### Source material
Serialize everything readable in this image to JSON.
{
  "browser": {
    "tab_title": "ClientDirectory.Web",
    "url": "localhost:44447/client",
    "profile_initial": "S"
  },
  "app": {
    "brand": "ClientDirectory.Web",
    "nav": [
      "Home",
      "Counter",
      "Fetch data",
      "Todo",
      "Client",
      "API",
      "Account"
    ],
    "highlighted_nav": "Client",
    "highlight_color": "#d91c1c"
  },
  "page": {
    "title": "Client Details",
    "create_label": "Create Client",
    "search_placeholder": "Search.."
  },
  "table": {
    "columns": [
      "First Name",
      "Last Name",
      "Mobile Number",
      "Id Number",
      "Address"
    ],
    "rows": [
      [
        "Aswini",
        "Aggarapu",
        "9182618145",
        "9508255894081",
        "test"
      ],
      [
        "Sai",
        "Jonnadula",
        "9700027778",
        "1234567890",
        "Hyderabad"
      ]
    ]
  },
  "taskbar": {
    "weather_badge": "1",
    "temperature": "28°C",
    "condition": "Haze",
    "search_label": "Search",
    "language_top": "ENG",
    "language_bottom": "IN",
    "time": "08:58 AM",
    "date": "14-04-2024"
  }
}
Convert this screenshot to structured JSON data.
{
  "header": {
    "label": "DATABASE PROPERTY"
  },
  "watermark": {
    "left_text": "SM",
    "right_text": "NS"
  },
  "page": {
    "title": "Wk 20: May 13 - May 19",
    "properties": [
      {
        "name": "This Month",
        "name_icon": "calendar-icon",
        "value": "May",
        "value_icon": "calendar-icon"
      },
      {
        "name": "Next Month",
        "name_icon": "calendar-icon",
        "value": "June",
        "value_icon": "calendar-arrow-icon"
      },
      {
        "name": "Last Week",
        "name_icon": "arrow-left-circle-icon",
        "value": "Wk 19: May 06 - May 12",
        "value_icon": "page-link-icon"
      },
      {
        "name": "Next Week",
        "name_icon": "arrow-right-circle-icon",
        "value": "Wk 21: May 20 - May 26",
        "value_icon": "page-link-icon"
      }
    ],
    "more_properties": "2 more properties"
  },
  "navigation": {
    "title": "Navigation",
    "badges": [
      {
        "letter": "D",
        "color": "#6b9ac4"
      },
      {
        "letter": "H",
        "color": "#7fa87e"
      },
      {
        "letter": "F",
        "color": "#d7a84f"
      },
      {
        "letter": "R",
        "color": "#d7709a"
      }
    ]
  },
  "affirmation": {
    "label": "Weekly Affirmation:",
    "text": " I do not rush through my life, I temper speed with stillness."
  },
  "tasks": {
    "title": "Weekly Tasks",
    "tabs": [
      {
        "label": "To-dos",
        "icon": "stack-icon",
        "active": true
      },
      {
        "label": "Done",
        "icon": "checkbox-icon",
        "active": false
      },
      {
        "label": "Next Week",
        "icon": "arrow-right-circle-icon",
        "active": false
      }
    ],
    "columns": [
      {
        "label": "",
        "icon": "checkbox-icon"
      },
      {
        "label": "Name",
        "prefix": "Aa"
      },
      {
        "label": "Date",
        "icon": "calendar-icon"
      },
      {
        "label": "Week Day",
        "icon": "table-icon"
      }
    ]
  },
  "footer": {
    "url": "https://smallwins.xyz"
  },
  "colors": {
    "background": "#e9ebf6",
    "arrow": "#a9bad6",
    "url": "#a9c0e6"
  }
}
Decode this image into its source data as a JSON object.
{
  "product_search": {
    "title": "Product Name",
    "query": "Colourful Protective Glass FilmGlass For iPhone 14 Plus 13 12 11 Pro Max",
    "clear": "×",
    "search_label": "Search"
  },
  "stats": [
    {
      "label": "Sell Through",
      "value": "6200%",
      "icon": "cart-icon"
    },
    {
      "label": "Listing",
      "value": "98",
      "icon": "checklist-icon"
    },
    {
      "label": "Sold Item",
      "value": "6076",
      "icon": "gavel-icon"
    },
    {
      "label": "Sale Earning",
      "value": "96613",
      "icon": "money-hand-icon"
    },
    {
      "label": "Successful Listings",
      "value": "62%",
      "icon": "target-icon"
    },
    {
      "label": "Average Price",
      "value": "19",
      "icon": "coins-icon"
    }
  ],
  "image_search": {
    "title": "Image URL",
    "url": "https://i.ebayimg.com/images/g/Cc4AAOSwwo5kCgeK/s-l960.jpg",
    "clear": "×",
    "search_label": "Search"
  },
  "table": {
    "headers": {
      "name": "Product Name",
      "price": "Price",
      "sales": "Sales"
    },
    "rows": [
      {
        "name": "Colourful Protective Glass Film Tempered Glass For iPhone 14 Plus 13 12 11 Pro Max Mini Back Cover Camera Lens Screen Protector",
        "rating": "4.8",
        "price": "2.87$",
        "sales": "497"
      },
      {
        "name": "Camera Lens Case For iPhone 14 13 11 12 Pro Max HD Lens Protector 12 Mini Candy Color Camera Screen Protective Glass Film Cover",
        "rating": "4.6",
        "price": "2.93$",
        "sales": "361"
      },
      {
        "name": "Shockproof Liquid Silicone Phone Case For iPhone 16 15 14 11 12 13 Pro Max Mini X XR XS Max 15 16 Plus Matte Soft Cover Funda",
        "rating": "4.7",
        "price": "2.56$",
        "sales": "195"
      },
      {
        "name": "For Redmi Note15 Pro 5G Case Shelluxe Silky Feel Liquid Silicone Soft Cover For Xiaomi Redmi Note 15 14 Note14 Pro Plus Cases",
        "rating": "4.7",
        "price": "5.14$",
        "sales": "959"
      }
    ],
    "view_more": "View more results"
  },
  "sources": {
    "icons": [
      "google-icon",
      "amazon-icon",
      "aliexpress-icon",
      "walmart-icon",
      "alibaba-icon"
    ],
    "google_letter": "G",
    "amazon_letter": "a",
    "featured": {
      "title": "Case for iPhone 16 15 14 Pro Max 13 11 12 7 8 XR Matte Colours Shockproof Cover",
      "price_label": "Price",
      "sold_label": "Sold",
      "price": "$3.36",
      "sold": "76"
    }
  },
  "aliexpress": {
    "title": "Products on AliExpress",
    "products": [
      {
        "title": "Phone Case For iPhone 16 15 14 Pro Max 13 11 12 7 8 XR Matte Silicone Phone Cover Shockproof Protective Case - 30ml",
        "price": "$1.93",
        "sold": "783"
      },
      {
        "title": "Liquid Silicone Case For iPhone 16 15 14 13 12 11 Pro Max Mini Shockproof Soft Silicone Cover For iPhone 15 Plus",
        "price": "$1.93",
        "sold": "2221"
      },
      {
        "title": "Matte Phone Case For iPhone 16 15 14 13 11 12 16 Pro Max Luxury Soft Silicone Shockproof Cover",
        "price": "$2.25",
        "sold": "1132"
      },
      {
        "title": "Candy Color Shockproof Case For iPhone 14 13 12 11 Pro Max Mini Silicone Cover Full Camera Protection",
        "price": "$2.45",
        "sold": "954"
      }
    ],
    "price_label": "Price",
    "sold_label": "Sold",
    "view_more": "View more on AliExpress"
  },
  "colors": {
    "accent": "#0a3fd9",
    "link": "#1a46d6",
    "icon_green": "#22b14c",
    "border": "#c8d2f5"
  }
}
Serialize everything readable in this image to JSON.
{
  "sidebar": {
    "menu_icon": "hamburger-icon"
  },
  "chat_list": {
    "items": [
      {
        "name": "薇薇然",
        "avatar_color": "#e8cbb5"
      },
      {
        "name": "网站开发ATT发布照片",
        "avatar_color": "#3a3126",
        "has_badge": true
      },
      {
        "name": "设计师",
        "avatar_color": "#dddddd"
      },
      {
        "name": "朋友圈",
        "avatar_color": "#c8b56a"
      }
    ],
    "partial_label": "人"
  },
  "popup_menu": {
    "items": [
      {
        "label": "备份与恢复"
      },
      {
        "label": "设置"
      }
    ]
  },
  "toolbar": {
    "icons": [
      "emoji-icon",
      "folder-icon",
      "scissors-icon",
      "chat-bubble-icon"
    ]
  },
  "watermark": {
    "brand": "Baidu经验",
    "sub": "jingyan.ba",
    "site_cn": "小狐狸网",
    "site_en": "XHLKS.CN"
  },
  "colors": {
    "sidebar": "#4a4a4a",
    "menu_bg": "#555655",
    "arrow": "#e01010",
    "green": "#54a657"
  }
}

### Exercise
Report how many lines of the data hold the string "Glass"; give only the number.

### Written answer
3